A new report recommends encouraging teens in foster care to achieve milestones such as getting a job and learning to drive. (Darnok/Morguefile)
A new report recommends encouraging teens in foster care to achieve milestones such as getting a job and learning to drive. (Darnok/Morguefile)
January 11, 2018

PHOENIX — A new report says teenagers in foster care need as much normalcy and stability as possible - because their brains are still developing into their twenties.

Researchers from the Jim Casey Youth Opportunities Initiative looked at the science and found that adolescents' brains are still malleable, so with positive reinforcement, they have a unique ability to recover from personal trauma. Alexandra Lohrbach, a program associate with the initiative, said connecting teens with a loving family is key.

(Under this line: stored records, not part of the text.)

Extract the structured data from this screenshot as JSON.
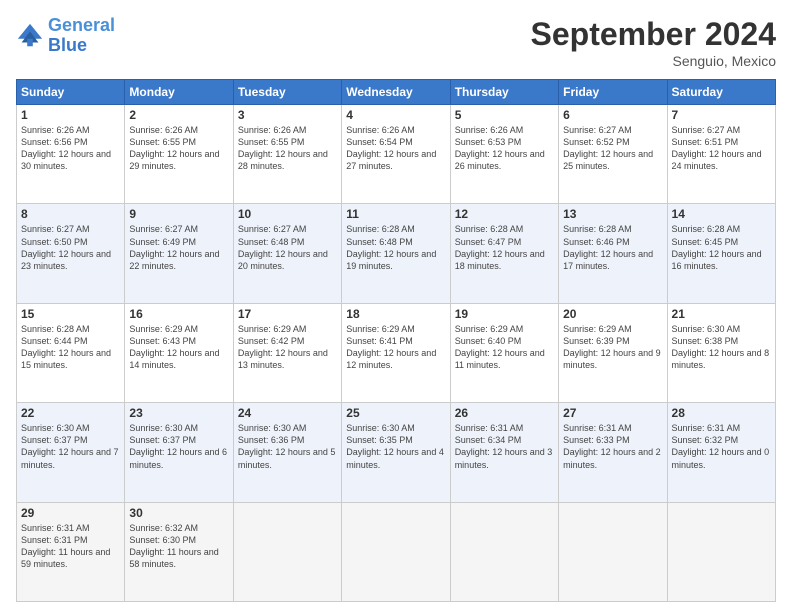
{
  "header": {
    "logo_line1": "General",
    "logo_line2": "Blue",
    "month": "September 2024",
    "location": "Senguio, Mexico"
  },
  "weekdays": [
    "Sunday",
    "Monday",
    "Tuesday",
    "Wednesday",
    "Thursday",
    "Friday",
    "Saturday"
  ],
  "weeks": [
    [
      {
        "day": "1",
        "sunrise": "Sunrise: 6:26 AM",
        "sunset": "Sunset: 6:56 PM",
        "daylight": "Daylight: 12 hours and 30 minutes."
      },
      {
        "day": "2",
        "sunrise": "Sunrise: 6:26 AM",
        "sunset": "Sunset: 6:55 PM",
        "daylight": "Daylight: 12 hours and 29 minutes."
      },
      {
        "day": "3",
        "sunrise": "Sunrise: 6:26 AM",
        "sunset": "Sunset: 6:55 PM",
        "daylight": "Daylight: 12 hours and 28 minutes."
      },
      {
        "day": "4",
        "sunrise": "Sunrise: 6:26 AM",
        "sunset": "Sunset: 6:54 PM",
        "daylight": "Daylight: 12 hours and 27 minutes."
      },
      {
        "day": "5",
        "sunrise": "Sunrise: 6:26 AM",
        "sunset": "Sunset: 6:53 PM",
        "daylight": "Daylight: 12 hours and 26 minutes."
      },
      {
        "day": "6",
        "sunrise": "Sunrise: 6:27 AM",
        "sunset": "Sunset: 6:52 PM",
        "daylight": "Daylight: 12 hours and 25 minutes."
      },
      {
        "day": "7",
        "sunrise": "Sunrise: 6:27 AM",
        "sunset": "Sunset: 6:51 PM",
        "daylight": "Daylight: 12 hours and 24 minutes."
      }
    ],
    [
      {
        "day": "8",
        "sunrise": "Sunrise: 6:27 AM",
        "sunset": "Sunset: 6:50 PM",
        "daylight": "Daylight: 12 hours and 23 minutes."
      },
      {
        "day": "9",
        "sunrise": "Sunrise: 6:27 AM",
        "sunset": "Sunset: 6:49 PM",
        "daylight": "Daylight: 12 hours and 22 minutes."
      },
      {
        "day": "10",
        "sunrise": "Sunrise: 6:27 AM",
        "sunset": "Sunset: 6:48 PM",
        "daylight": "Daylight: 12 hours and 20 minutes."
      },
      {
        "day": "11",
        "sunrise": "Sunrise: 6:28 AM",
        "sunset": "Sunset: 6:48 PM",
        "daylight": "Daylight: 12 hours and 19 minutes."
      },
      {
        "day": "12",
        "sunrise": "Sunrise: 6:28 AM",
        "sunset": "Sunset: 6:47 PM",
        "daylight": "Daylight: 12 hours and 18 minutes."
      },
      {
        "day": "13",
        "sunrise": "Sunrise: 6:28 AM",
        "sunset": "Sunset: 6:46 PM",
        "daylight": "Daylight: 12 hours and 17 minutes."
      },
      {
        "day": "14",
        "sunrise": "Sunrise: 6:28 AM",
        "sunset": "Sunset: 6:45 PM",
        "daylight": "Daylight: 12 hours and 16 minutes."
      }
    ],
    [
      {
        "day": "15",
        "sunrise": "Sunrise: 6:28 AM",
        "sunset": "Sunset: 6:44 PM",
        "daylight": "Daylight: 12 hours and 15 minutes."
      },
      {
        "day": "16",
        "sunrise": "Sunrise: 6:29 AM",
        "sunset": "Sunset: 6:43 PM",
        "daylight": "Daylight: 12 hours and 14 minutes."
      },
      {
        "day": "17",
        "sunrise": "Sunrise: 6:29 AM",
        "sunset": "Sunset: 6:42 PM",
        "daylight": "Daylight: 12 hours and 13 minutes."
      },
      {
        "day": "18",
        "sunrise": "Sunrise: 6:29 AM",
        "sunset": "Sunset: 6:41 PM",
        "daylight": "Daylight: 12 hours and 12 minutes."
      },
      {
        "day": "19",
        "sunrise": "Sunrise: 6:29 AM",
        "sunset": "Sunset: 6:40 PM",
        "daylight": "Daylight: 12 hours and 11 minutes."
      },
      {
        "day": "20",
        "sunrise": "Sunrise: 6:29 AM",
        "sunset": "Sunset: 6:39 PM",
        "daylight": "Daylight: 12 hours and 9 minutes."
      },
      {
        "day": "21",
        "sunrise": "Sunrise: 6:30 AM",
        "sunset": "Sunset: 6:38 PM",
        "daylight": "Daylight: 12 hours and 8 minutes."
      }
    ],
    [
      {
        "day": "22",
        "sunrise": "Sunrise: 6:30 AM",
        "sunset": "Sunset: 6:37 PM",
        "daylight": "Daylight: 12 hours and 7 minutes."
      },
      {
        "day": "23",
        "sunrise": "Sunrise: 6:30 AM",
        "sunset": "Sunset: 6:37 PM",
        "daylight": "Daylight: 12 hours and 6 minutes."
      },
      {
        "day": "24",
        "sunrise": "Sunrise: 6:30 AM",
        "sunset": "Sunset: 6:36 PM",
        "daylight": "Daylight: 12 hours and 5 minutes."
      },
      {
        "day": "25",
        "sunrise": "Sunrise: 6:30 AM",
        "sunset": "Sunset: 6:35 PM",
        "daylight": "Daylight: 12 hours and 4 minutes."
      },
      {
        "day": "26",
        "sunrise": "Sunrise: 6:31 AM",
        "sunset": "Sunset: 6:34 PM",
        "daylight": "Daylight: 12 hours and 3 minutes."
      },
      {
        "day": "27",
        "sunrise": "Sunrise: 6:31 AM",
        "sunset": "Sunset: 6:33 PM",
        "daylight": "Daylight: 12 hours and 2 minutes."
      },
      {
        "day": "28",
        "sunrise": "Sunrise: 6:31 AM",
        "sunset": "Sunset: 6:32 PM",
        "daylight": "Daylight: 12 hours and 0 minutes."
      }
    ],
    [
      {
        "day": "29",
        "sunrise": "Sunrise: 6:31 AM",
        "sunset": "Sunset: 6:31 PM",
        "daylight": "Daylight: 11 hours and 59 minutes."
      },
      {
        "day": "30",
        "sunrise": "Sunrise: 6:32 AM",
        "sunset": "Sunset: 6:30 PM",
        "daylight": "Daylight: 11 hours and 58 minutes."
      },
      {
        "day": "",
        "sunrise": "",
        "sunset": "",
        "daylight": ""
      },
      {
        "day": "",
        "sunrise": "",
        "sunset": "",
        "daylight": ""
      },
      {
        "day": "",
        "sunrise": "",
        "sunset": "",
        "daylight": ""
      },
      {
        "day": "",
        "sunrise": "",
        "sunset": "",
        "daylight": ""
      },
      {
        "day": "",
        "sunrise": "",
        "sunset": "",
        "daylight": ""
      }
    ]
  ]
}
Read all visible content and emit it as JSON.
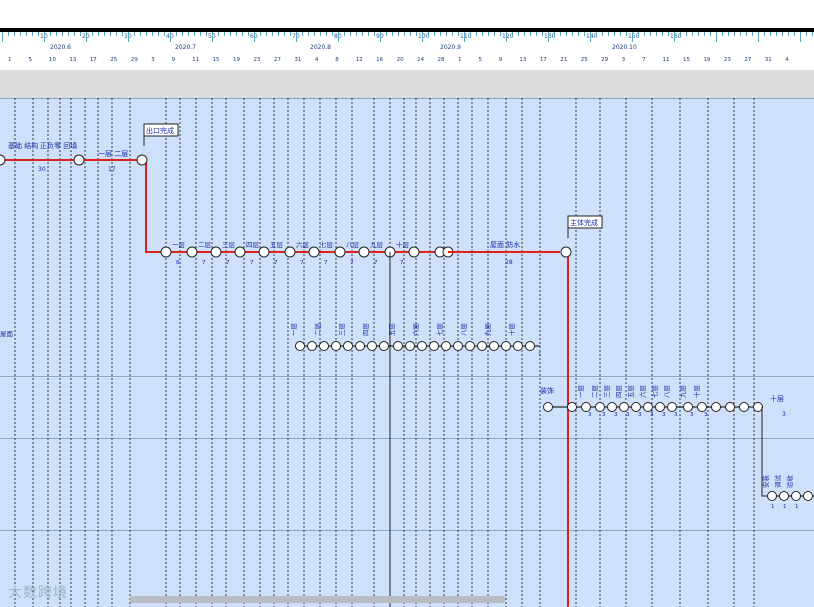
{
  "timescale": {
    "ruler_numbers": [
      "10",
      "20",
      "30",
      "40",
      "50",
      "60",
      "70",
      "80",
      "90",
      "100",
      "110",
      "120",
      "130",
      "140",
      "150",
      "160"
    ],
    "months": [
      "2020.6",
      "2020.7",
      "2020.8",
      "2020.9",
      "2020.10"
    ],
    "days": [
      "1",
      "5",
      "10",
      "13",
      "17",
      "25",
      "29",
      "3",
      "9",
      "11",
      "15",
      "19",
      "23",
      "27",
      "31",
      "4",
      "8",
      "12",
      "16",
      "20",
      "24",
      "28",
      "1",
      "5",
      "9",
      "13",
      "17",
      "21",
      "25",
      "29",
      "3",
      "7",
      "11",
      "15",
      "19",
      "23",
      "27",
      "31",
      "4"
    ]
  },
  "network": {
    "milestone_top": "出口完成",
    "milestone_mid": "主体完成",
    "label_row1_a": "基础 结构",
    "label_row1_b": "正负零 回填",
    "duration_row1_a": "30",
    "label_row1_c": "一层 二层",
    "duration_row1_c": "17",
    "floors": [
      "一层",
      "二层",
      "三层",
      "四层",
      "五层",
      "六层",
      "七层",
      "八层",
      "九层",
      "十层"
    ],
    "floor_durations": [
      "8",
      "7",
      "7",
      "7",
      "7",
      "7",
      "7",
      "7",
      "7",
      "7"
    ],
    "roof_label": "屋面 防水",
    "roof_duration": "28",
    "inner_labels": [
      "一层",
      "二层",
      "三层",
      "四层",
      "五层",
      "六层",
      "七层",
      "八层",
      "九层",
      "十层",
      "屋面"
    ],
    "inner_duration": "1",
    "decor_labels": [
      "一层",
      "二层",
      "三层",
      "四层",
      "五层",
      "六层",
      "七层",
      "八层",
      "九层",
      "十层"
    ],
    "decor_start": "装饰",
    "decor_end": "十层",
    "decor_end_duration": "3",
    "decor_duration": "3",
    "install_labels": [
      "安装",
      "调试",
      "验收"
    ],
    "install_duration": "1"
  },
  "watermark": "大数跨境",
  "colors": {
    "critical": "#e0201b",
    "normal": "#000000",
    "text": "#1a2ea8",
    "grid": "#000000",
    "canvas": "#cfe0fb"
  }
}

"It's really important to know that during this period of development, adolescent brains are constantly wiring connections and being shaped by their environment and the people in it,” Lohrback said. "So, that means that each and every interaction has a profound influence on adolescence. Relationships go so far."

The report recommended that teens have some kind of stable home life so they can achieve the milestones that allow a sense of independence and accomplishment - such as getting a job, learning to drive and forming long-term friendships.

Torrie Taj, CEO of Child Crisis Arizona, said they strive to find "forever" families for as many teens as possible, recognizing that group homes aren't an ideal solution.

"These children miss out on the love and compassion that adults have,” Taj said. "We really need to find how these children can feel loved and connected with long-term relationships."

The report also cautioned that normal adolescent behavior such as risk-taking and acting on impulse should not be treated as a mental health disorder, but rather understood as developmentally appropriate.

Suzanne Potter, Public News Service - AZ